═══ Given information ═══

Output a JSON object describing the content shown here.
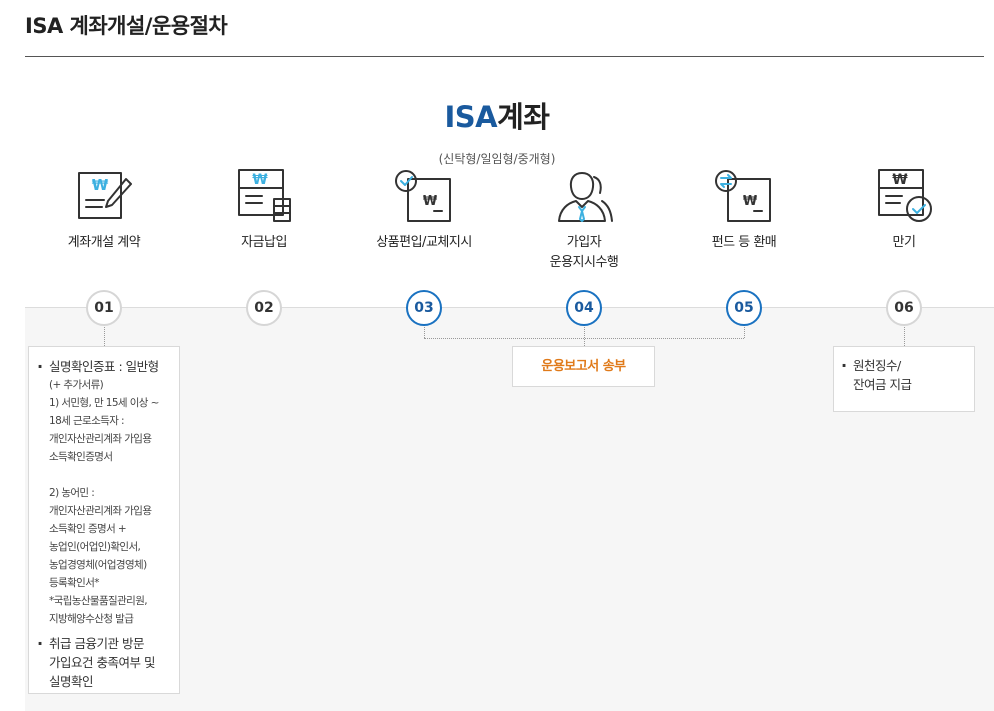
{
  "page": {
    "title": "ISA 계좌개설/운용절차"
  },
  "heading": {
    "accent": "ISA",
    "rest": "계좌",
    "sub": "(신탁형/일임형/중개형)"
  },
  "colors": {
    "accent_blue": "#1a5a9e",
    "circle_active": "#1a72c1",
    "report_orange": "#e07a1a",
    "icon_teal": "#3cb0e0"
  },
  "steps": [
    {
      "num": "01",
      "label": "계좌개설 계약",
      "icon": "contract-pen-icon",
      "active": false
    },
    {
      "num": "02",
      "label": "자금납입",
      "icon": "deposit-coins-icon",
      "active": false
    },
    {
      "num": "03",
      "label": "상품편입/교체지시",
      "icon": "product-check-icon",
      "active": true
    },
    {
      "num": "04",
      "label": "가입자\n운용지시수행",
      "icon": "subscriber-people-icon",
      "active": true
    },
    {
      "num": "05",
      "label": "펀드 등 환매",
      "icon": "fund-exchange-icon",
      "active": true
    },
    {
      "num": "06",
      "label": "만기",
      "icon": "maturity-check-icon",
      "active": false
    }
  ],
  "report": {
    "label": "운용보고서 송부"
  },
  "step1_notes": {
    "item1_main": "실명확인증표 : 일반형",
    "item1_detail": "(+ 추가서류)\n1) 서민형, 만 15세 이상 ~\n18세 근로소득자 :\n개인자산관리계좌 가입용\n소득확인증명서\n\n2) 농어민 :\n개인자산관리계좌 가입용\n소득확인 증명서 +\n농업인(어업인)확인서,\n농업경영체(어업경영체)\n등록확인서*\n*국립농산물품질관리원,\n지방해양수산청 발급",
    "item2": "취급 금융기관 방문\n가입요건 충족여부 및\n실명확인"
  },
  "step6_notes": {
    "item1": "원천징수/\n잔여금 지급"
  }
}
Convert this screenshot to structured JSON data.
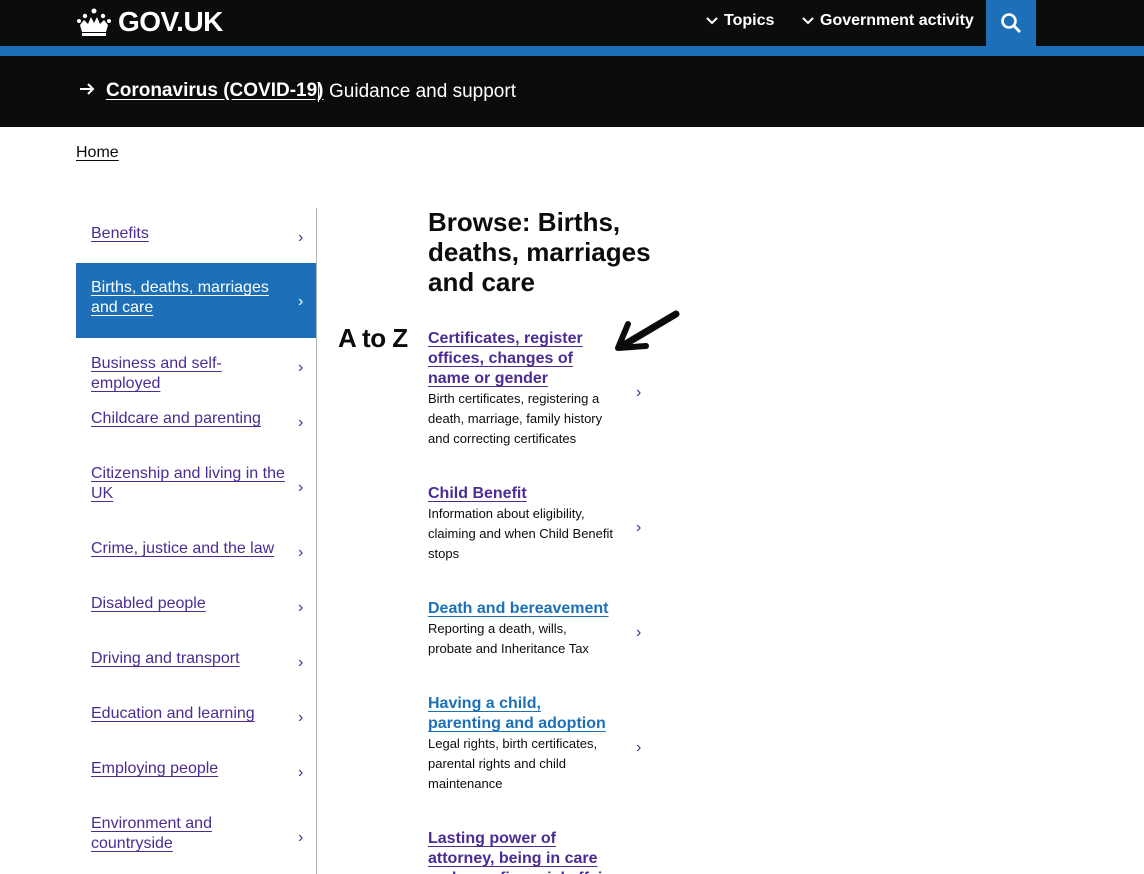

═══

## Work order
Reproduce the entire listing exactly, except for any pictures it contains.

## Exercise solution
Output a JSON object describing the content shown here.
{
  "page": {
    "title": "ISA 계좌개설/운용절차"
  },
  "heading": {
    "accent": "ISA",
    "rest": "계좌",
    "sub": "(신탁형/일임형/중개형)"
  },
  "colors": {
    "accent_blue": "#1a5a9e",
    "circle_active": "#1a72c1",
    "report_orange": "#e07a1a",
    "icon_teal": "#3cb0e0"
  },
  "steps": [
    {
      "num": "01",
      "label": "계좌개설 계약",
      "icon": "contract-pen-icon",
      "active": false
    },
    {
      "num": "02",
      "label": "자금납입",
      "icon": "deposit-coins-icon",
      "active": false
    },
    {
      "num": "03",
      "label": "상품편입/교체지시",
      "icon": "product-check-icon",
      "active": true
    },
    {
      "num": "04",
      "label": "가입자\n운용지시수행",
      "icon": "subscriber-people-icon",
      "active": true
    },
    {
      "num": "05",
      "label": "펀드 등 환매",
      "icon": "fund-exchange-icon",
      "active": true
    },
    {
      "num": "06",
      "label": "만기",
      "icon": "maturity-check-icon",
      "active": false
    }
  ],
  "report": {
    "label": "운용보고서 송부"
  },
  "step1_notes": {
    "item1_main": "실명확인증표 : 일반형",
    "item1_detail": "(+ 추가서류)\n1) 서민형, 만 15세 이상 ~\n18세 근로소득자 :\n개인자산관리계좌 가입용\n소득확인증명서\n\n2) 농어민 :\n개인자산관리계좌 가입용\n소득확인 증명서 +\n농업인(어업인)확인서,\n농업경영체(어업경영체)\n등록확인서*\n*국립농산물품질관리원,\n지방해양수산청 발급",
    "item2": "취급 금융기관 방문\n가입요건 충족여부 및\n실명확인"
  },
  "step6_notes": {
    "item1": "원천징수/\n잔여금 지급"
  }
}
Convert this screenshot to structured JSON data.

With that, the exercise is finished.